(Element data from apps and pages)
↓

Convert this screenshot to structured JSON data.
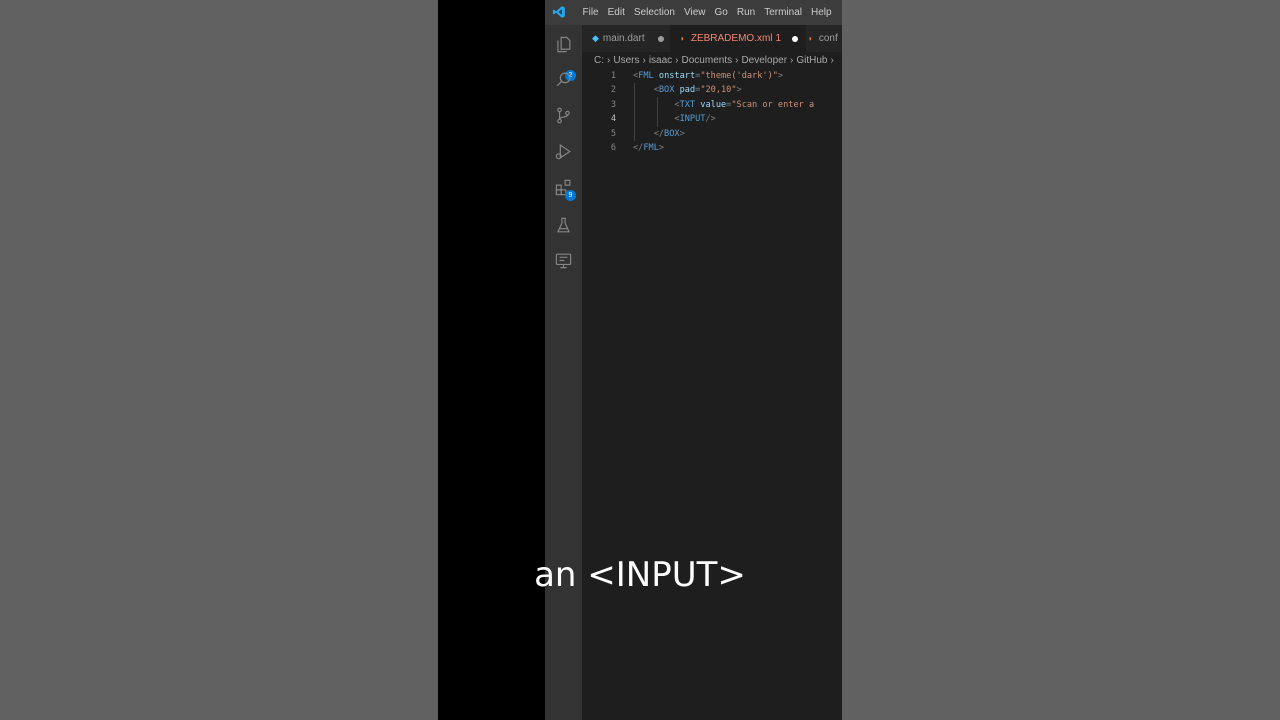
{
  "menu": [
    "File",
    "Edit",
    "Selection",
    "View",
    "Go",
    "Run",
    "Terminal",
    "Help"
  ],
  "activity_bar": {
    "explorer_badge": "2",
    "extensions_badge": "9",
    "icons": [
      "files-icon",
      "search-icon",
      "source-control-icon",
      "run-debug-icon",
      "extensions-icon",
      "testing-icon",
      "remote-explorer-icon"
    ]
  },
  "tabs": [
    {
      "label": "main.dart",
      "icon": "dart-icon",
      "modified": true,
      "active": false,
      "color": "#cccccc"
    },
    {
      "label": "ZEBRADEMO.xml",
      "problems": "1",
      "icon": "rss-icon",
      "modified": true,
      "active": true,
      "color": "#f48771"
    },
    {
      "label": "conf",
      "icon": "rss-icon",
      "modified": false,
      "active": false,
      "color": "#cccccc"
    }
  ],
  "breadcrumb": [
    "C:",
    "Users",
    "isaac",
    "Documents",
    "Developer",
    "GitHub"
  ],
  "editor": {
    "current_line": 4,
    "lines": [
      {
        "num": "1",
        "tokens": [
          {
            "t": "<",
            "c": "br"
          },
          {
            "t": "FML",
            "c": "tag"
          },
          {
            "t": " ",
            "c": "br"
          },
          {
            "t": "onstart",
            "c": "attr"
          },
          {
            "t": "=",
            "c": "br"
          },
          {
            "t": "\"theme('dark')\"",
            "c": "str"
          },
          {
            "t": ">",
            "c": "br"
          }
        ]
      },
      {
        "num": "2",
        "tokens": [
          {
            "t": "    <",
            "c": "br"
          },
          {
            "t": "BOX",
            "c": "tag"
          },
          {
            "t": " ",
            "c": "br"
          },
          {
            "t": "pad",
            "c": "attr"
          },
          {
            "t": "=",
            "c": "br"
          },
          {
            "t": "\"20,10\"",
            "c": "str"
          },
          {
            "t": ">",
            "c": "br"
          }
        ]
      },
      {
        "num": "3",
        "tokens": [
          {
            "t": "        <",
            "c": "br"
          },
          {
            "t": "TXT",
            "c": "tag"
          },
          {
            "t": " ",
            "c": "br"
          },
          {
            "t": "value",
            "c": "attr"
          },
          {
            "t": "=",
            "c": "br"
          },
          {
            "t": "\"Scan or enter a",
            "c": "str"
          }
        ]
      },
      {
        "num": "4",
        "tokens": [
          {
            "t": "        <",
            "c": "br"
          },
          {
            "t": "INPUT",
            "c": "tag"
          },
          {
            "t": "/>",
            "c": "br"
          }
        ]
      },
      {
        "num": "5",
        "tokens": [
          {
            "t": "    </",
            "c": "br"
          },
          {
            "t": "BOX",
            "c": "tag"
          },
          {
            "t": ">",
            "c": "br"
          }
        ]
      },
      {
        "num": "6",
        "tokens": [
          {
            "t": "</",
            "c": "br"
          },
          {
            "t": "FML",
            "c": "tag"
          },
          {
            "t": ">",
            "c": "br"
          }
        ]
      }
    ]
  },
  "caption": "an <INPUT>",
  "colors": {
    "accent": "#0078d4",
    "tag": "#569cd6",
    "attribute": "#9cdcfe",
    "string": "#ce9178",
    "modified_tab": "#f48771"
  }
}
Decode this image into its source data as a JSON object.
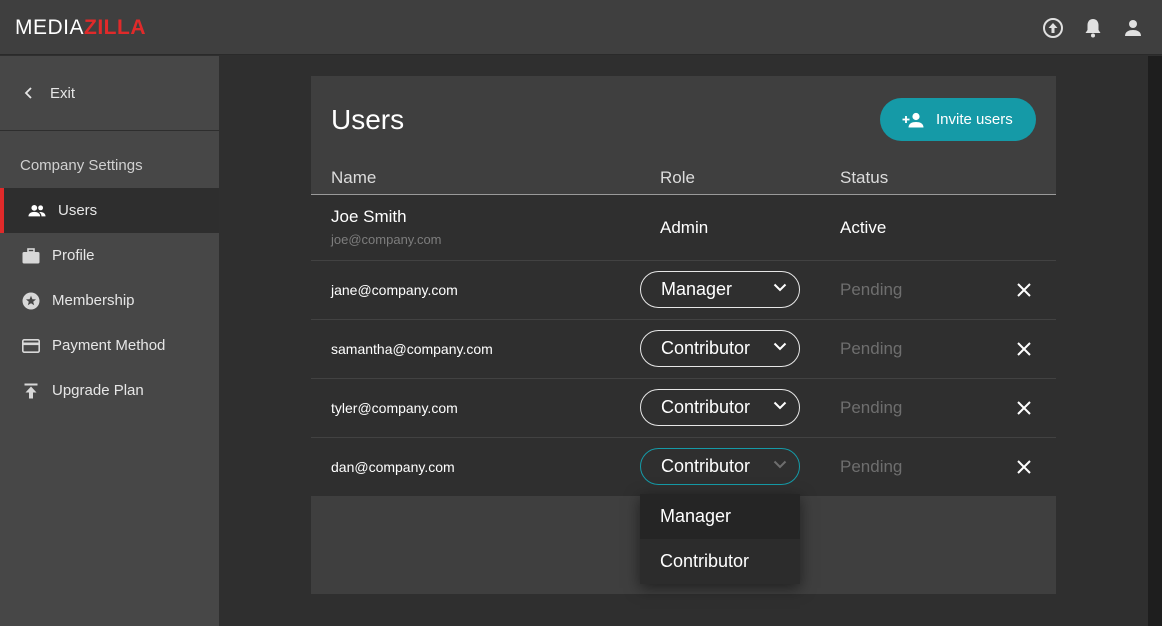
{
  "app": {
    "logo_part1": "MEDIA",
    "logo_part2": "ZILLA",
    "brand_red": "#e02a2a",
    "accent": "#159aa7"
  },
  "topbar": {
    "icons": [
      "upload-icon",
      "bell-icon",
      "account-icon"
    ]
  },
  "sidebar": {
    "exit_label": "Exit",
    "section_title": "Company Settings",
    "items": [
      {
        "label": "Users",
        "icon": "users-icon",
        "active": true
      },
      {
        "label": "Profile",
        "icon": "briefcase-icon"
      },
      {
        "label": "Membership",
        "icon": "star-badge-icon"
      },
      {
        "label": "Payment Method",
        "icon": "credit-card-icon"
      },
      {
        "label": "Upgrade Plan",
        "icon": "upgrade-icon"
      }
    ]
  },
  "users": {
    "title": "Users",
    "invite_label": "Invite users",
    "columns": {
      "name": "Name",
      "role": "Role",
      "status": "Status"
    },
    "owner": {
      "name": "Joe Smith",
      "email": "joe@company.com",
      "role": "Admin",
      "status": "Active"
    },
    "invites": [
      {
        "email": "jane@company.com",
        "role": "Manager",
        "status": "Pending"
      },
      {
        "email": "samantha@company.com",
        "role": "Contributor",
        "status": "Pending"
      },
      {
        "email": "tyler@company.com",
        "role": "Contributor",
        "status": "Pending"
      },
      {
        "email": "dan@company.com",
        "role": "Contributor",
        "status": "Pending"
      }
    ]
  },
  "role_menu": {
    "options": [
      "Manager",
      "Contributor"
    ]
  }
}
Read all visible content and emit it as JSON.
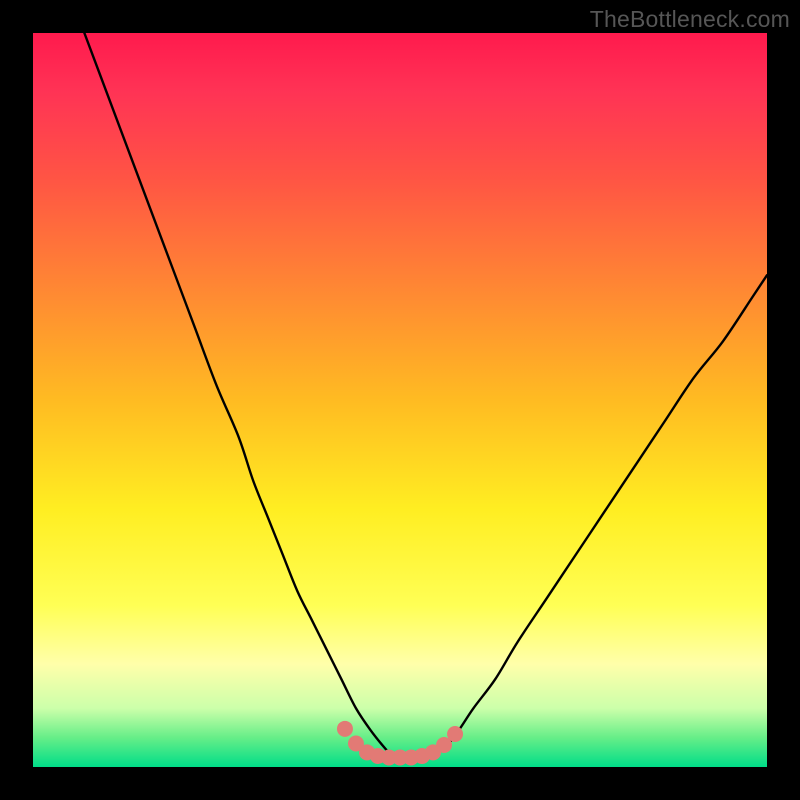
{
  "watermark": "TheBottleneck.com",
  "chart_data": {
    "type": "line",
    "title": "",
    "xlabel": "",
    "ylabel": "",
    "xlim": [
      0,
      100
    ],
    "ylim": [
      0,
      100
    ],
    "series": [
      {
        "name": "curve",
        "x": [
          7,
          10,
          13,
          16,
          19,
          22,
          25,
          28,
          30,
          32,
          34,
          36,
          38,
          40,
          42,
          44,
          46,
          48,
          49,
          50,
          52,
          54,
          56,
          58,
          60,
          63,
          66,
          70,
          74,
          78,
          82,
          86,
          90,
          94,
          98,
          100
        ],
        "y": [
          100,
          92,
          84,
          76,
          68,
          60,
          52,
          45,
          39,
          34,
          29,
          24,
          20,
          16,
          12,
          8,
          5,
          2.5,
          1.5,
          1.3,
          1.3,
          1.5,
          2.5,
          5,
          8,
          12,
          17,
          23,
          29,
          35,
          41,
          47,
          53,
          58,
          64,
          67
        ]
      },
      {
        "name": "marker-band",
        "x_range": [
          42,
          58
        ],
        "y_range": [
          1.2,
          6
        ],
        "color": "#e27a75",
        "points": [
          {
            "x": 42.5,
            "y": 5.2
          },
          {
            "x": 44.0,
            "y": 3.2
          },
          {
            "x": 45.5,
            "y": 2.0
          },
          {
            "x": 47.0,
            "y": 1.5
          },
          {
            "x": 48.5,
            "y": 1.3
          },
          {
            "x": 50.0,
            "y": 1.3
          },
          {
            "x": 51.5,
            "y": 1.3
          },
          {
            "x": 53.0,
            "y": 1.5
          },
          {
            "x": 54.5,
            "y": 2.0
          },
          {
            "x": 56.0,
            "y": 3.0
          },
          {
            "x": 57.5,
            "y": 4.5
          }
        ]
      }
    ],
    "background_gradient": {
      "top": "#ff1a4d",
      "bottom": "#00dd88"
    }
  }
}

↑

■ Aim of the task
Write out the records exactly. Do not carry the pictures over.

■ Output of the task
Convert this screenshot to structured JSON data.
{
  "menu": [
    "File",
    "Edit",
    "Selection",
    "View",
    "Go",
    "Run",
    "Terminal",
    "Help"
  ],
  "activity_bar": {
    "explorer_badge": "2",
    "extensions_badge": "9",
    "icons": [
      "files-icon",
      "search-icon",
      "source-control-icon",
      "run-debug-icon",
      "extensions-icon",
      "testing-icon",
      "remote-explorer-icon"
    ]
  },
  "tabs": [
    {
      "label": "main.dart",
      "icon": "dart-icon",
      "modified": true,
      "active": false,
      "color": "#cccccc"
    },
    {
      "label": "ZEBRADEMO.xml",
      "problems": "1",
      "icon": "rss-icon",
      "modified": true,
      "active": true,
      "color": "#f48771"
    },
    {
      "label": "conf",
      "icon": "rss-icon",
      "modified": false,
      "active": false,
      "color": "#cccccc"
    }
  ],
  "breadcrumb": [
    "C:",
    "Users",
    "isaac",
    "Documents",
    "Developer",
    "GitHub"
  ],
  "editor": {
    "current_line": 4,
    "lines": [
      {
        "num": "1",
        "tokens": [
          {
            "t": "<",
            "c": "br"
          },
          {
            "t": "FML",
            "c": "tag"
          },
          {
            "t": " ",
            "c": "br"
          },
          {
            "t": "onstart",
            "c": "attr"
          },
          {
            "t": "=",
            "c": "br"
          },
          {
            "t": "\"theme('dark')\"",
            "c": "str"
          },
          {
            "t": ">",
            "c": "br"
          }
        ]
      },
      {
        "num": "2",
        "tokens": [
          {
            "t": "    <",
            "c": "br"
          },
          {
            "t": "BOX",
            "c": "tag"
          },
          {
            "t": " ",
            "c": "br"
          },
          {
            "t": "pad",
            "c": "attr"
          },
          {
            "t": "=",
            "c": "br"
          },
          {
            "t": "\"20,10\"",
            "c": "str"
          },
          {
            "t": ">",
            "c": "br"
          }
        ]
      },
      {
        "num": "3",
        "tokens": [
          {
            "t": "        <",
            "c": "br"
          },
          {
            "t": "TXT",
            "c": "tag"
          },
          {
            "t": " ",
            "c": "br"
          },
          {
            "t": "value",
            "c": "attr"
          },
          {
            "t": "=",
            "c": "br"
          },
          {
            "t": "\"Scan or enter a",
            "c": "str"
          }
        ]
      },
      {
        "num": "4",
        "tokens": [
          {
            "t": "        <",
            "c": "br"
          },
          {
            "t": "INPUT",
            "c": "tag"
          },
          {
            "t": "/>",
            "c": "br"
          }
        ]
      },
      {
        "num": "5",
        "tokens": [
          {
            "t": "    </",
            "c": "br"
          },
          {
            "t": "BOX",
            "c": "tag"
          },
          {
            "t": ">",
            "c": "br"
          }
        ]
      },
      {
        "num": "6",
        "tokens": [
          {
            "t": "</",
            "c": "br"
          },
          {
            "t": "FML",
            "c": "tag"
          },
          {
            "t": ">",
            "c": "br"
          }
        ]
      }
    ]
  },
  "caption": "an <INPUT>",
  "colors": {
    "accent": "#0078d4",
    "tag": "#569cd6",
    "attribute": "#9cdcfe",
    "string": "#ce9178",
    "modified_tab": "#f48771"
  }
}
Decode this image into its source data as a JSON object.
{
  "app": {
    "logo_part1": "MEDIA",
    "logo_part2": "ZILLA",
    "brand_red": "#e02a2a",
    "accent": "#159aa7"
  },
  "topbar": {
    "icons": [
      "upload-icon",
      "bell-icon",
      "account-icon"
    ]
  },
  "sidebar": {
    "exit_label": "Exit",
    "section_title": "Company Settings",
    "items": [
      {
        "label": "Users",
        "icon": "users-icon",
        "active": true
      },
      {
        "label": "Profile",
        "icon": "briefcase-icon"
      },
      {
        "label": "Membership",
        "icon": "star-badge-icon"
      },
      {
        "label": "Payment Method",
        "icon": "credit-card-icon"
      },
      {
        "label": "Upgrade Plan",
        "icon": "upgrade-icon"
      }
    ]
  },
  "users": {
    "title": "Users",
    "invite_label": "Invite users",
    "columns": {
      "name": "Name",
      "role": "Role",
      "status": "Status"
    },
    "owner": {
      "name": "Joe Smith",
      "email": "joe@company.com",
      "role": "Admin",
      "status": "Active"
    },
    "invites": [
      {
        "email": "jane@company.com",
        "role": "Manager",
        "status": "Pending"
      },
      {
        "email": "samantha@company.com",
        "role": "Contributor",
        "status": "Pending"
      },
      {
        "email": "tyler@company.com",
        "role": "Contributor",
        "status": "Pending"
      },
      {
        "email": "dan@company.com",
        "role": "Contributor",
        "status": "Pending"
      }
    ]
  },
  "role_menu": {
    "options": [
      "Manager",
      "Contributor"
    ]
  }
}
Read all visible content and emit it as JSON.
{
  "watermark": "TheBottleneck.com",
  "chart_data": {
    "type": "line",
    "title": "",
    "xlabel": "",
    "ylabel": "",
    "xlim": [
      0,
      100
    ],
    "ylim": [
      0,
      100
    ],
    "series": [
      {
        "name": "curve",
        "x": [
          7,
          10,
          13,
          16,
          19,
          22,
          25,
          28,
          30,
          32,
          34,
          36,
          38,
          40,
          42,
          44,
          46,
          48,
          49,
          50,
          52,
          54,
          56,
          58,
          60,
          63,
          66,
          70,
          74,
          78,
          82,
          86,
          90,
          94,
          98,
          100
        ],
        "y": [
          100,
          92,
          84,
          76,
          68,
          60,
          52,
          45,
          39,
          34,
          29,
          24,
          20,
          16,
          12,
          8,
          5,
          2.5,
          1.5,
          1.3,
          1.3,
          1.5,
          2.5,
          5,
          8,
          12,
          17,
          23,
          29,
          35,
          41,
          47,
          53,
          58,
          64,
          67
        ]
      },
      {
        "name": "marker-band",
        "x_range": [
          42,
          58
        ],
        "y_range": [
          1.2,
          6
        ],
        "color": "#e27a75",
        "points": [
          {
            "x": 42.5,
            "y": 5.2
          },
          {
            "x": 44.0,
            "y": 3.2
          },
          {
            "x": 45.5,
            "y": 2.0
          },
          {
            "x": 47.0,
            "y": 1.5
          },
          {
            "x": 48.5,
            "y": 1.3
          },
          {
            "x": 50.0,
            "y": 1.3
          },
          {
            "x": 51.5,
            "y": 1.3
          },
          {
            "x": 53.0,
            "y": 1.5
          },
          {
            "x": 54.5,
            "y": 2.0
          },
          {
            "x": 56.0,
            "y": 3.0
          },
          {
            "x": 57.5,
            "y": 4.5
          }
        ]
      }
    ],
    "background_gradient": {
      "top": "#ff1a4d",
      "bottom": "#00dd88"
    }
  }
}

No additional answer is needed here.